Try it:
Pull out each line of the records holding the string "Sánchez".

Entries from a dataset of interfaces
• • •

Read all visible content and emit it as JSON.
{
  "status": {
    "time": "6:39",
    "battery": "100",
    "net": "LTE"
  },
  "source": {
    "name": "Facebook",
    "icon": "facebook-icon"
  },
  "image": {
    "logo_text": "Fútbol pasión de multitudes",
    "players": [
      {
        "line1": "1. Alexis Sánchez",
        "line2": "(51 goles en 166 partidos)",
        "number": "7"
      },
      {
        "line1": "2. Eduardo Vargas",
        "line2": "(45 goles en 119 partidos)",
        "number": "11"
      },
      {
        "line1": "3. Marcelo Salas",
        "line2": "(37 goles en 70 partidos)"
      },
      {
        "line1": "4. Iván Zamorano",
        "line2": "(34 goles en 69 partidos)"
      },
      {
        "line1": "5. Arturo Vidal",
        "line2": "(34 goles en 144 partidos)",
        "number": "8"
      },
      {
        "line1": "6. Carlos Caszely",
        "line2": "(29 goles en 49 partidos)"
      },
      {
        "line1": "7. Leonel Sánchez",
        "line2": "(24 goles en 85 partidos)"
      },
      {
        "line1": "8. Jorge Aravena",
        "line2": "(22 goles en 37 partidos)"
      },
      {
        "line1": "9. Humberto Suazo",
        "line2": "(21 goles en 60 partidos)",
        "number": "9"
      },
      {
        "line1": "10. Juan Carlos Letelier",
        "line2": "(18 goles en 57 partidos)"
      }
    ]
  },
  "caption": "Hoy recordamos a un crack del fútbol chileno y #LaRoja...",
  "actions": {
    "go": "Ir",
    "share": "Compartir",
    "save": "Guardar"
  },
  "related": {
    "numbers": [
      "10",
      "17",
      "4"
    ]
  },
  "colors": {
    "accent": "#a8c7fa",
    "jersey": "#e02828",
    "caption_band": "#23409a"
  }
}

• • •

Written solution:
        "line1": "1. Alexis Sánchez",
        "line1": "7. Leonel Sánchez",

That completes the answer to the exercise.